• Listed records:
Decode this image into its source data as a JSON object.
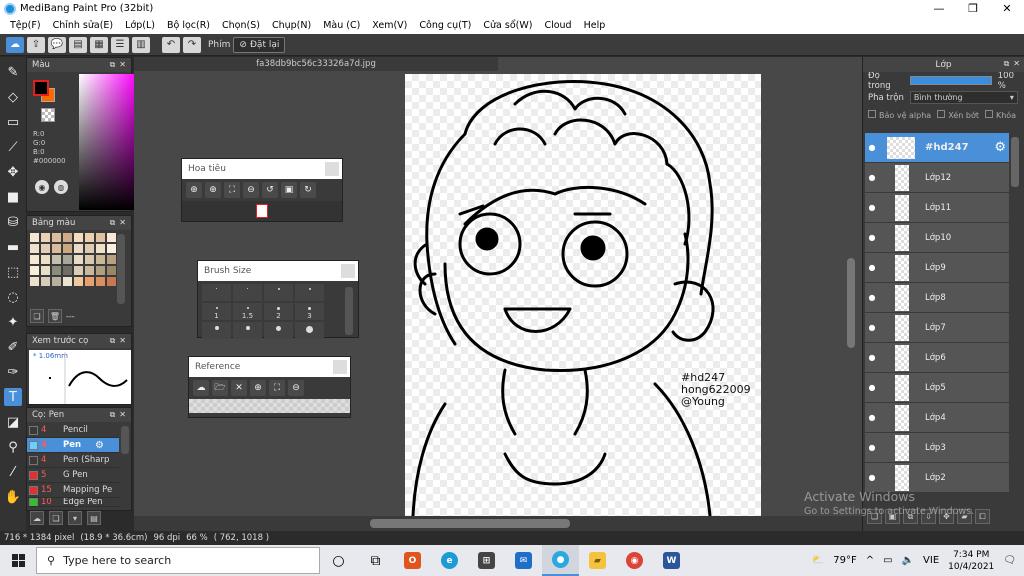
{
  "titlebar": {
    "title": "MediBang Paint Pro (32bit)",
    "minimize": "—",
    "maximize": "❐",
    "close": "✕"
  },
  "menubar": [
    "Tệp(F)",
    "Chỉnh sửa(E)",
    "Lớp(L)",
    "Bộ lọc(R)",
    "Chọn(S)",
    "Chụp(N)",
    "Màu (C)",
    "Xem(V)",
    "Công cụ(T)",
    "Cửa sổ(W)",
    "Cloud",
    "Help"
  ],
  "toolbar": {
    "label": "Phím",
    "reset_label": "Đặt lại"
  },
  "color_panel": {
    "title": "Màu",
    "r": "R:0",
    "g": "G:0",
    "b": "B:0",
    "hex": "#000000"
  },
  "palette_panel": {
    "title": "Bảng màu",
    "footer_text": "---",
    "colors": [
      "#f5e6d3",
      "#e8d2b8",
      "#d9bfa0",
      "#cfa98a",
      "#f3dcc2",
      "#ead0b0",
      "#e0c2a0",
      "#f8e8d8",
      "#efe1cf",
      "#e4cfb6",
      "#d8bc9c",
      "#c9a880",
      "#eadbc6",
      "#decbb0",
      "#f2dfc8",
      "#fbeee0",
      "#f7ead5",
      "#ece0c7",
      "#c4c0ae",
      "#a8a696",
      "#e8dcc4",
      "#d8c8ae",
      "#cbb696",
      "#b8a080",
      "#f6f0d8",
      "#e6e0c6",
      "#8c8c7e",
      "#6e6e66",
      "#d8cdb6",
      "#c8b99e",
      "#b0a080",
      "#98886a",
      "#ece2cc",
      "#d6cdb8",
      "#b8b09c",
      "#e9e4d2",
      "#f0c8a0",
      "#e8a070",
      "#d89060",
      "#c87850"
    ]
  },
  "preview_panel": {
    "title": "Xem trước cọ",
    "size": "* 1.06mm"
  },
  "brush_panel": {
    "title": "Cọ: Pen",
    "brushes": [
      {
        "size": "4",
        "name": "Pencil",
        "color": "#3a3a3a"
      },
      {
        "size": "4",
        "name": "Pen",
        "color": "#6ad0ff",
        "selected": true
      },
      {
        "size": "4",
        "name": "Pen (Sharp",
        "color": "#3a3a3a"
      },
      {
        "size": "5",
        "name": "G Pen",
        "color": "#e03030"
      },
      {
        "size": "15",
        "name": "Mapping Pe",
        "color": "#e03030"
      },
      {
        "size": "10",
        "name": "Edge Pen",
        "color": "#30c030"
      }
    ]
  },
  "canvas": {
    "tab_title": "fa38db9bc56c33326a7d.jpg",
    "signature_lines": [
      "#hd247",
      "hong622009",
      "@Young"
    ]
  },
  "navigator": {
    "title": "Hoa tiêu"
  },
  "brush_size_window": {
    "title": "Brush Size",
    "labels": [
      "",
      "",
      "",
      "",
      "1",
      "1.5",
      "2",
      "3",
      "",
      "",
      "",
      ""
    ]
  },
  "reference_window": {
    "title": "Reference"
  },
  "layer_panel": {
    "title": "Lớp",
    "opacity_label": "Độ trong",
    "opacity_value": "100 %",
    "blend_label": "Pha trộn",
    "blend_value": "Bình thường",
    "protect_alpha": "Bảo vệ alpha",
    "clipping": "Xén bớt",
    "lock": "Khóa",
    "layers": [
      {
        "name": "#hd247",
        "selected": true
      },
      {
        "name": "Lớp12"
      },
      {
        "name": "Lớp11"
      },
      {
        "name": "Lớp10"
      },
      {
        "name": "Lớp9"
      },
      {
        "name": "Lớp8"
      },
      {
        "name": "Lớp7"
      },
      {
        "name": "Lớp6"
      },
      {
        "name": "Lớp5"
      },
      {
        "name": "Lớp4"
      },
      {
        "name": "Lớp3"
      },
      {
        "name": "Lớp2"
      }
    ]
  },
  "watermark": {
    "line1": "Activate Windows",
    "line2": "Go to Settings to activate Windows."
  },
  "statusbar": {
    "dimensions": "716 * 1384 pixel",
    "cm": "(18.9 * 36.6cm)",
    "dpi": "96 dpi",
    "zoom": "66 %",
    "coords": "( 762, 1018 )"
  },
  "taskbar": {
    "search_placeholder": "Type here to search",
    "weather": "79°F",
    "language": "VIE",
    "time": "7:34 PM",
    "date": "10/4/2021"
  }
}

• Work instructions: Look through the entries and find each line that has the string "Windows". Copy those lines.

• Response box:
    "line1": "Activate Windows",
    "line2": "Go to Settings to activate Windows."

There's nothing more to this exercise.